War, hunger, poverty and sickness will stalk humanity if the world fails to tackle climate change, the 12-day UN conference on global warming at Poznan was told yesterday. Simultaneously – in what cannot be a coincidence – we have the government's "global warming advisor" warning that, "It is not too late to tackle climate change, but it will be unless the world takes action soon".
This is from a report by The Committee on Climate Change, chaired by Lord Turner, but what grabbed The Daily Telegraph's attention was the committee’s acknowledgement that the higher electricity and gas prices created by investment in renewables "could push a further 1.7 million households into fuel poverty".
But never mind, says Turner, 400,000 of those could be lifted out by energy efficiency measures in their homes, which just leaves 1.3 million households driven into fuel poverty by a policy which seeks deliberately to raise energy costs in order to reduce consumption and thereby emissions.
However, the drive for renewables, funded by the hidden "renewables obligation" subsidy system is only one component of the raft of extra costs.
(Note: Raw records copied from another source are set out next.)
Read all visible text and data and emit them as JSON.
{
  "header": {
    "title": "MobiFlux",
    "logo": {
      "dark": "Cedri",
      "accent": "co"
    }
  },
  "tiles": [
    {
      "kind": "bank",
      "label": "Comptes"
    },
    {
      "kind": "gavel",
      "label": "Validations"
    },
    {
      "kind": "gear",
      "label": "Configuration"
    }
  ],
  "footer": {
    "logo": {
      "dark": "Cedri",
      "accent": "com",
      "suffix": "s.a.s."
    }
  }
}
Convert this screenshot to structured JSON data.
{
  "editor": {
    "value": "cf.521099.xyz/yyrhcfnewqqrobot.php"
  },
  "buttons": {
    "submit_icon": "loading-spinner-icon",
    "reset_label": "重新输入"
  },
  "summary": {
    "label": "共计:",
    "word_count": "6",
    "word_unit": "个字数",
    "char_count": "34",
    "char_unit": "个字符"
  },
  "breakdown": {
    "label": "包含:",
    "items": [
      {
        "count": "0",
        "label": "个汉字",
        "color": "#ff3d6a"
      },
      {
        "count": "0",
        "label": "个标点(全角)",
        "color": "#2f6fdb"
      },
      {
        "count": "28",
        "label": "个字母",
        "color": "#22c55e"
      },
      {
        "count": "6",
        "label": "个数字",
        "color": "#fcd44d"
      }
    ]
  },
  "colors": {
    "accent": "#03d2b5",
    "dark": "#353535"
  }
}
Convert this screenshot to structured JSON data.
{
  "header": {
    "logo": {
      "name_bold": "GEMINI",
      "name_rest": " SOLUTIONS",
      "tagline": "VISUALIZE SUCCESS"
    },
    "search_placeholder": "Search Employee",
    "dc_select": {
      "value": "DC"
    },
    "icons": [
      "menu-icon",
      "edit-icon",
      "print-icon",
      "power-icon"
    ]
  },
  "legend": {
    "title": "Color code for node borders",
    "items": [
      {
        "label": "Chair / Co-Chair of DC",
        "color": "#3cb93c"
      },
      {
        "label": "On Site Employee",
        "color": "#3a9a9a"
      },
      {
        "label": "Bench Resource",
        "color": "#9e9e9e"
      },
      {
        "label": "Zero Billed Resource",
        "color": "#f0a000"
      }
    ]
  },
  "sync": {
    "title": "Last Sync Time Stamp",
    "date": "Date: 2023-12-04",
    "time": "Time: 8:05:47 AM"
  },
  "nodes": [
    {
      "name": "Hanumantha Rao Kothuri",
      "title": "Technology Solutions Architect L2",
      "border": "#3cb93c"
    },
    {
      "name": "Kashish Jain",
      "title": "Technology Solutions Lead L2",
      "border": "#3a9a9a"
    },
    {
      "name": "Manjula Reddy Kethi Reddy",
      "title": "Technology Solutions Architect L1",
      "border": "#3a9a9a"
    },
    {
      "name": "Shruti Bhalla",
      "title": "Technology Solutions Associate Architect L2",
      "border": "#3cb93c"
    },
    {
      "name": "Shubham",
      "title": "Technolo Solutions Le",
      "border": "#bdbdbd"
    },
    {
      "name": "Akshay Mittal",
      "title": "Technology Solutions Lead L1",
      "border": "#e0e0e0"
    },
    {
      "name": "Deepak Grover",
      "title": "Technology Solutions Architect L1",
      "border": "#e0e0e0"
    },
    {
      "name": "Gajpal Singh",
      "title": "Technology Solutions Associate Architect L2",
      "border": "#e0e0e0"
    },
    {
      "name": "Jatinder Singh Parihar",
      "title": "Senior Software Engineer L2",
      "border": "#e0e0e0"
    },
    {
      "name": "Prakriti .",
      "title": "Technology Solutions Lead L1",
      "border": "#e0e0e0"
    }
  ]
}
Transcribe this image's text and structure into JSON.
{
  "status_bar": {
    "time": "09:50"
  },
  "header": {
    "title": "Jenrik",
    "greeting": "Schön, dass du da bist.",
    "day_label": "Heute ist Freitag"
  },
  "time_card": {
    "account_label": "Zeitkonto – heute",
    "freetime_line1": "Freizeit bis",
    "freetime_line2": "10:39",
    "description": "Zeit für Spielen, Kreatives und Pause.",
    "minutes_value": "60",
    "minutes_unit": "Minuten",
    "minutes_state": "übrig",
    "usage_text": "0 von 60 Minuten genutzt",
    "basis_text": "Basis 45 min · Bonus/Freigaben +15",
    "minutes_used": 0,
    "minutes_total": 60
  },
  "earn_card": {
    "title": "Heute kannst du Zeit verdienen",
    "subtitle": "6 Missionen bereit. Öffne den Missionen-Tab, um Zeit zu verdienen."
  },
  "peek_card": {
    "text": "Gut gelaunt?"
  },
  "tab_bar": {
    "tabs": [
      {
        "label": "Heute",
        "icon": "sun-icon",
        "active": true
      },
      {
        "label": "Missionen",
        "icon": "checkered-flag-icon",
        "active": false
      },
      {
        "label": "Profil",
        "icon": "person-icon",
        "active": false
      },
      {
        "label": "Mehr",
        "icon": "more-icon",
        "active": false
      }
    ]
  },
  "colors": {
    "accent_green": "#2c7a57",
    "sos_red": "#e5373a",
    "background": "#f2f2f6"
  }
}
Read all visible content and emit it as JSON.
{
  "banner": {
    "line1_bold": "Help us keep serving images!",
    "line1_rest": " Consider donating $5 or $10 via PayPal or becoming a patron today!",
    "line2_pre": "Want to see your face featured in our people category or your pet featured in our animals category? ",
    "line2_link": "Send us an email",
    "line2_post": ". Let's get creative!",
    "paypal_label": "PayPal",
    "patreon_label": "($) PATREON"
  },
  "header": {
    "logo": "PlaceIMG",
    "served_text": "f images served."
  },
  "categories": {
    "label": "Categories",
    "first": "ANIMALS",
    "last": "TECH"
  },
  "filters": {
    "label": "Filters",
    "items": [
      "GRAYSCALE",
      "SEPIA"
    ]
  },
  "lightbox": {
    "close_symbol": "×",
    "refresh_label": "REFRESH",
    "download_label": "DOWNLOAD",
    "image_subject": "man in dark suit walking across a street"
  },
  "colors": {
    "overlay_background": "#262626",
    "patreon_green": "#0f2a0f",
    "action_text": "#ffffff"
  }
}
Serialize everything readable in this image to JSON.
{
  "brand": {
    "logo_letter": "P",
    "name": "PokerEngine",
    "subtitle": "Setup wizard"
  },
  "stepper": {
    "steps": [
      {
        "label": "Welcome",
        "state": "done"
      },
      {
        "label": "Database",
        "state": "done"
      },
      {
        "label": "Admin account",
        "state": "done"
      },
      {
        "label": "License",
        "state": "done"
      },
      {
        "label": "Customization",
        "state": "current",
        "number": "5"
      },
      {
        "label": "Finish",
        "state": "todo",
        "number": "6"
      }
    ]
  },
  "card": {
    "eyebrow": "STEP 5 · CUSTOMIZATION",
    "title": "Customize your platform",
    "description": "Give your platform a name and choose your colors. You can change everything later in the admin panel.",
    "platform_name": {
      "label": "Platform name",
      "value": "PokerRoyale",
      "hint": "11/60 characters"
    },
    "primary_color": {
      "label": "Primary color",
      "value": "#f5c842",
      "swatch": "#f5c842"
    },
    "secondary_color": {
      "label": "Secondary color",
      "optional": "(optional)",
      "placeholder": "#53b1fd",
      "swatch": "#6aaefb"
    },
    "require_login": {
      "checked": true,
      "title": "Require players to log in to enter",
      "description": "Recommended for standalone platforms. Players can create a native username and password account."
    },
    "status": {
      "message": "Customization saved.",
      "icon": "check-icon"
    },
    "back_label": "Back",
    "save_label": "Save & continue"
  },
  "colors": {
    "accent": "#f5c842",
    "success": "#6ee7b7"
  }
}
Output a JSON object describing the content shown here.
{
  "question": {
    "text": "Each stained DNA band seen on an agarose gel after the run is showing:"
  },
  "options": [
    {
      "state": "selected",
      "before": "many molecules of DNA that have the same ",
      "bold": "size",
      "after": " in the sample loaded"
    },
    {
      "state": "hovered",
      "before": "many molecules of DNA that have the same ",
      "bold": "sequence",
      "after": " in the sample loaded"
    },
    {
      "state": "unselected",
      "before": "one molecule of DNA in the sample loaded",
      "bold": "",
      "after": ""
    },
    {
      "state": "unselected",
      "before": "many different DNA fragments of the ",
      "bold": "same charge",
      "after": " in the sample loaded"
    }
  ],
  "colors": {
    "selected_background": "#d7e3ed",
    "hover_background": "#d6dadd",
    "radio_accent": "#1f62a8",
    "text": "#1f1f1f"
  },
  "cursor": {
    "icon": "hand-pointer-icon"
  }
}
The other major element is the EU's emission trading scheme which, two weeks ago, netted Alistair Darling a cool £54 million. He is set to scoop up another £1 billion over the next four years.
Writes Jonathan Leake of The Sunday Times, "we are witnessing the birth of the greatest and most complex commodity market the world has seen." The ETS is part of a global "carbon permits" market which, last year was worth more than £55 billion. Future trading volumes, if all goes global according to plan, will dwarf these.
Yet, as Leake observes, carbon trading shows no sign of achieving its purpose: CO2 emissions have increased, not slackened, since the first trading schemes. He even quotes Jim Hansen, director of the Nasa Goddard space centre who believes carbon trading is a "terrible" approach. "Carbon trading does not solve the emission problem at all," he says. "In fact it gives industries a way to avoid reducing their emissions. The rules are too complex and it creates an entirely new class of lobbyists and fat cats."
This, we ourselves have observed, pointing up the fact now recognised by Leake that the whole system is nothing more than a money-making scam. But neither he nor anyone else, it seems, is making the final link between increased energy costs, greater fuel poverty and then, as we pointed out, increased cold weather mortality.
To add to this burden, there is also the added burden of carbon capture, with Turner recommending that the government should not allow the use of coal for electricity generation without carbon capture technology beyond the early 2020s. New coal-fired power stations, he also says, should only be built with the "clear expectation and certainty" that they should be retrofitted with carbon capture.
If we also factor in that the world, at this time, seems to be undergoing a period of cooling, reducing food supplies and adding considerably to domestic fuel bills, as well as increasing competition for scarce resources, we could easily make the case that the global warming scam, in adding to economic stresses, could trigger war, hunger, poverty and sickness.
For the moment though, it seems that the four horsemen of the apocalypse are out for hire, and the "warmists" are paying better. But then, with our money being plundered from our pockets to pay for their scam, they have an unlimited purse.